Adam D. Weinberg, the Director of the Whitney Museum of American Art, at the opening of its downtown main location in 2015. (Ken Kurson)

In late November, a gathering of migrants at the US-Mexico border led to the tear-gassing of some of the participants. Some activists considered this a human rights violation, and reporters began to dig into the origin of this particular tear-gas. It turns out to have been made by Safariland LLC, a holster and body-armor company led by Warren B. Kanders.

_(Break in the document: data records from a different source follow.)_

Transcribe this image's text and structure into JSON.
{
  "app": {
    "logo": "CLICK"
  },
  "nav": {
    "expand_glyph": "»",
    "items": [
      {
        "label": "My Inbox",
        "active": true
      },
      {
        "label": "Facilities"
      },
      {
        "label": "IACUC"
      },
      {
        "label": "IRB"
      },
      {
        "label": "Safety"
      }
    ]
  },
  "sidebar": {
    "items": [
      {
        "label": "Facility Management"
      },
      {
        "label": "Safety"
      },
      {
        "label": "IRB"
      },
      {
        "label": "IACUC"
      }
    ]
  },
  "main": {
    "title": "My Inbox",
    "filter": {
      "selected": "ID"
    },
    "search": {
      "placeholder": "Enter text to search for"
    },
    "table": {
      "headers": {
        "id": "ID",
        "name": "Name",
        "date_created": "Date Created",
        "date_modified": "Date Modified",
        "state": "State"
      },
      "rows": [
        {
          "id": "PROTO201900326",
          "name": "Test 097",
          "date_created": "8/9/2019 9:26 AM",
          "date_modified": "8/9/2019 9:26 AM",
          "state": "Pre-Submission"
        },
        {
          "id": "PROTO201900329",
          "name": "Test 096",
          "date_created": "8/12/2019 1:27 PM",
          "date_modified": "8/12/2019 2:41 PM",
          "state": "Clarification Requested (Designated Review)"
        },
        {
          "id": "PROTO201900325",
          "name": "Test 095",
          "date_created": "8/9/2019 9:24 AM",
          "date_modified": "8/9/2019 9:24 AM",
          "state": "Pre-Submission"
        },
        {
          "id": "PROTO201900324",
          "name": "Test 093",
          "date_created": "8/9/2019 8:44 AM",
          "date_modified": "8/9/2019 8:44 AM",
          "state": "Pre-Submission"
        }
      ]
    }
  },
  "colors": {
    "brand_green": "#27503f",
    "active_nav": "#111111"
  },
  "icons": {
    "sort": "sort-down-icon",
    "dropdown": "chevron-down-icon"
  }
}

What makes this an art world story is that Kanders is also the vice chairman of the Whitney Museum. On November 27, Jasmine Weber published an expose in HyperAllergic detailing the uncomfortable juxtaposition between an art museum that has made a name for itself as the most woke and socially active and a major donor and officer who is involved in the production of an instrument that has been used to put down protests not only at the Mexican border but has also been put to use by police in American hotspots like Oakland, Baltimore and Ferguson, Missouri. Major protests arose at the Whitney, with demonstrators calling on Kanders to resign or be dismissed. According to Forbes, a letter signed by 95 Whitney employees said “they did not feel comfortable working for the museum as long as a defense contractor like Kanders served on the museum’s board.”


Yesterday, the WNYC program “All of It” did a segment on the controversy and the protests at the Whitney that ensued. 

The show’s guest-host Charlie Herman welcomed Weber and Hyperallergic’s editor-in-chief and co-founder, Hrag Vartanian, to discuss the story’s resonance in light of the controversy that lately seems to have engulfed an increasing number of venerable art institutions, including The Guggenheim and The Metropolitan Museum of Art. Yesterday’s broadcast is another step into the mainstream by an increasingly strong movement that calls for the scrutiny of the relationship between the donors and the museums.

The topic of “artwashing”— the buying of the art world’s imprimatur to give a virtuous sheen to the dubious activities of a donor’s day job—has emerged as a flashpoint around the art world. In fact, Kanders’ response to the letter requesting his resignation seeks to bolster his progressive credentials: “My involvement with the Whitney also reflects my personal values around diversity, inclusion, access and equality. In fact, just last month, I co-organized a series of exhibitions, installations and public programs at Brown University entitled ‘On Protest, Art & Activism.'”

Kanders criticized the Whitney staffers for failing to seek his perspective before publishing their letter. The Fine Art Globe has reached out to Kanders for comment but he has not responded to our requests.

Kanders, a patron of the arts, is also a significant supporter of the Andy Warhol show, which is currently on view at the museum. With the Whitney Biennial set to open on May 17, expect this issue to continue to gather momentum.